There is also a service called Shared Care Link that offers longer breaks, including overnight stays if you would like this.

If it’s not possible for your child to stay at the carer’s house because your child, for example, is in a wheelchair and could not get upstairs, needs to sleep in a special bed or needs oxygen, then speak to your social worker and see if the shared carer could babysit in your house instead.

Many school staff and nurses are shared carers. All carers are subjected to a disclosure and barring service (DBS).

Direct payments
Instead of social care providing shared care or home carers, they can make a direct payment to you. Your child’s needs will be assessed and you’ll be allocated a set number of hours per week. Then you can choose your own carer and times for care, and you pay the carer directly.

This direct payment is only to be used to provide care and support for your child. The carer will need to be DBS checked to ensure your child will be safe in their care.

Social care have employed an independent support worker who is based at the Disability Resource Centre. They offer support and advice regarding direct payments.

They can:

  • help you to draw up job descriptions
  • support you with interviewing employees
  • help you to draw up contracts
  • find insurance advice
  • support you with paperwork
  • provide a payroll service

Home carer
If your child needs lots of care because they have significant physical and learning disabilities, or have complex needs, you can ask social care for an assessment for a home carer.

They’re usually provided through an agency and are all DBS checked. You could get half to one hour help in the morning with personal care for your child, such as washing, dressing and feeding your child.

You don’t pay for this care, but there must be a genuine need for it. If your child is very ill or has had a recent operation, social care and/or health will sometimes provide care in the afternoon or evening.

London Road Resource Centre (LRRC) - residential respite
Disabled children/young people aged from 8 to 18 years can be offered short-term respite care at LRRC. This aims to give you a break and provide the young person with opportunities to enhance the quality of their life and develop peer relationships.

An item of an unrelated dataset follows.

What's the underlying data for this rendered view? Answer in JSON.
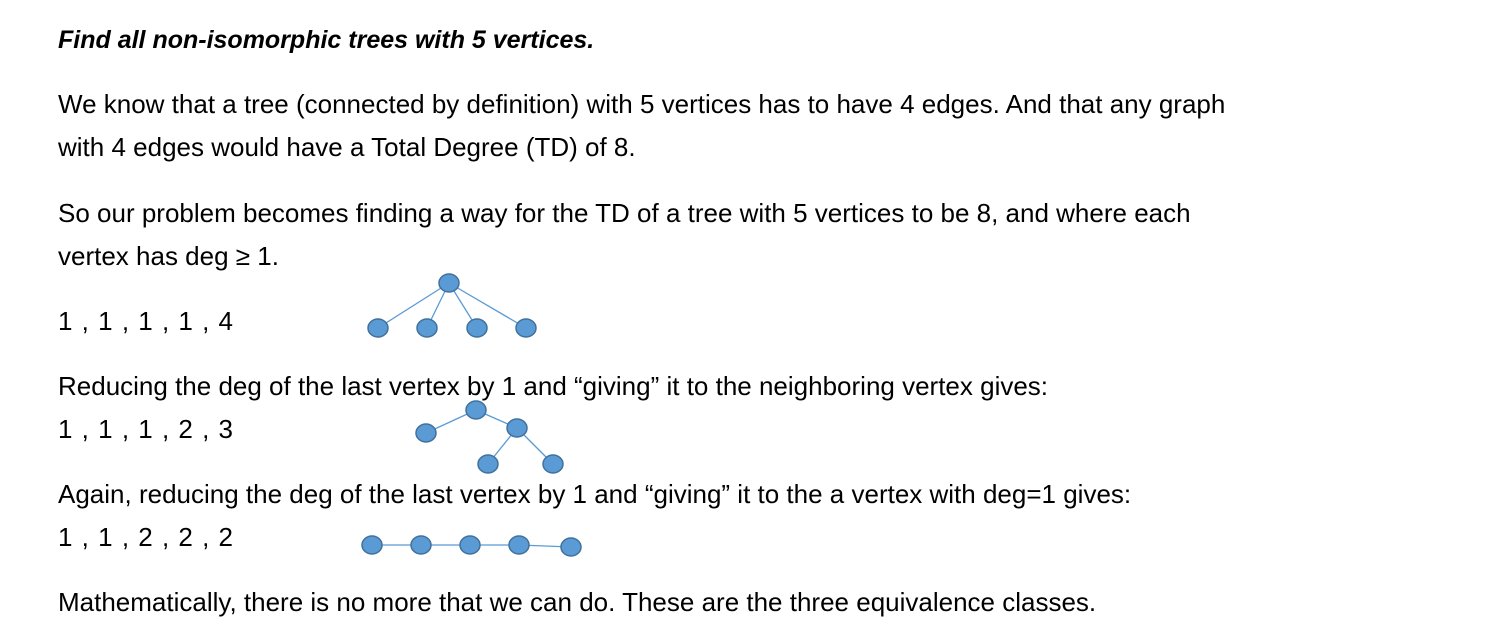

LRRC also offer a range of clubs and holiday activities for children, and an outreach service that can support you with caring for your child.

Speak to your social worker if you think you need this type of support for your child. We appreciate that it’s not always easy to be honest about needing support, but we do need to know as this enables us to offer you the right support at the right time.

We can also support you to make sure that your disabled child’s siblings don’t miss out either.

Transition planning
As disabled children get older, it’s important to plan what services they will need as they leave school and become adults. The CDt works closely with young people, their families and other agencies to plan transition into adulthood.

The services your child needs when they leave school will be discussed with you and planned over the last few years of your child’s school life. We have a dedicated Transitions team that sits alongside the Social Work team.

Occupational therapy (OT)
The Childcare Disability team works closely with the Children’s Occupational Therapy service to ensure a child’s holistic needs are met. This service provides equipment and adaptations as necessary following professional assessment of need.

Looked after children
The team can also arrange care for children and young people with disabilities who cannot live with their families. These children may:

  • live with foster families
  • attend a residential school
  • attend other specialist homes that can offer care for children with exceptional needs

If you have an allocated social worker, please speak to them about support for your family. To make a request for a new assessment or service, the contact details you need are below.

Referral and Intervention team
Tel: 01582 546000

For additional information, please see the short break service statement 2017-18 booklet in the download section below.

  1. referral pathway – appendix 1 on page17
  2. eligibility criteria – appendix 2 on page 18
© 2024 Luton Council, Town Hall, Luton LU1 2BQ